Henry, on the other hand, will require an Oculus Rift that hooked up to amonstrously fast gaming PC that very few people own. And according to research by Valve, co-developer of the HTC Vive headset, even gamers aren’t planning to upgrade their PCs for VR.
On top of that, mobile VR solutions like Google Cardboard and Samsung Gear VR don’t feature positional tracking, so you can’t do a whole lot more in VR than just look around. And even if they did have this feature, the current generation of mobile hardware can’t display cinema quality 3D graphics in real-time at the resolution and frame rate required for VR.

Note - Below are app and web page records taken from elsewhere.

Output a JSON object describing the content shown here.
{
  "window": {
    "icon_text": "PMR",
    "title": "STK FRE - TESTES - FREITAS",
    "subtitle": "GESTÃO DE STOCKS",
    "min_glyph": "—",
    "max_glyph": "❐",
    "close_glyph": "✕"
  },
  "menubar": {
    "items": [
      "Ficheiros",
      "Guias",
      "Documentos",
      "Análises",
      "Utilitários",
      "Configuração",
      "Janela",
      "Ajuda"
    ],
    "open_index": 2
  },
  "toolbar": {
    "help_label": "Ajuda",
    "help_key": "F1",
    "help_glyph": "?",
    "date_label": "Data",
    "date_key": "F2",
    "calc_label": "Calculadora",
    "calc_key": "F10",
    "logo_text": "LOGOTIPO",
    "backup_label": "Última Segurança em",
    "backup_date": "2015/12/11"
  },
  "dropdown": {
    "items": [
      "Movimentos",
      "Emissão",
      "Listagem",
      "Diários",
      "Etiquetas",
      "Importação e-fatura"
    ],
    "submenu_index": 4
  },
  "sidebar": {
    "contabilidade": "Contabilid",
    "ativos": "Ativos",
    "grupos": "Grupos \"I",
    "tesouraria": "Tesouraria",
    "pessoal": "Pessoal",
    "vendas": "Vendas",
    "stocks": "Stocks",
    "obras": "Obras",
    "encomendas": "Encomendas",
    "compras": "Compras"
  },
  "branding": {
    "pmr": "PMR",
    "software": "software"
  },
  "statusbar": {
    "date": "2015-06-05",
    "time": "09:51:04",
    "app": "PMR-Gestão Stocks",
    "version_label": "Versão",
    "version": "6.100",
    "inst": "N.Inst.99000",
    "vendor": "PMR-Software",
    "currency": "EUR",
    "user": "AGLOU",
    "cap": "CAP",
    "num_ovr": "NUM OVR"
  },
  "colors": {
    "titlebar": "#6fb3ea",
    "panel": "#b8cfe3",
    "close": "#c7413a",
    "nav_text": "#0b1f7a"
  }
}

So, for most purposes, 360° video is currently the only way to easily present high quality content to the more casual VR early adopters that are willing to buy inexpensive mobile VR hardware to give it a try. I think they will be blown away by their first experience, and maybe a few after that, followed by that “is this it?” moment. I believe that in the long run video-based VR isn’t compelling enough for the the general public to go through the relatively uncomfortable experience of wearing a VR headset.
To overcome that, developers will need to make VR-specific content that is so incredibly awesome that people forget they’re in a virtual world altogether. My rule of thumb: if you can also experience VR content in any other way than VR—by dragging around a 360° video on your Facebook timeline, for example—it won’t keep consumers engaged for long.
I’m confident that VR production and presentation technologies will be developing at a rapid rate in the next few years and that it won’t take long for real time 3D to reach the level of quality and performance on mobile devices that VR requires to deliver outstanding immersive storytelling. I think that when that moment arrives, consumer VR will really take off and 360° video will be used for the practical purposes that 360° photos serve today, like real estate showcasing and virtual tours.
I can’t wait for that moment to arrive.
Thanks for reading. This was my very first post after a year without blogging (becoming a father apparently takes more time to get used to than VR…). Before that I wrote many articles about 3D printing. I’m already working on my next article here, so follow me if you want to be the first to read it.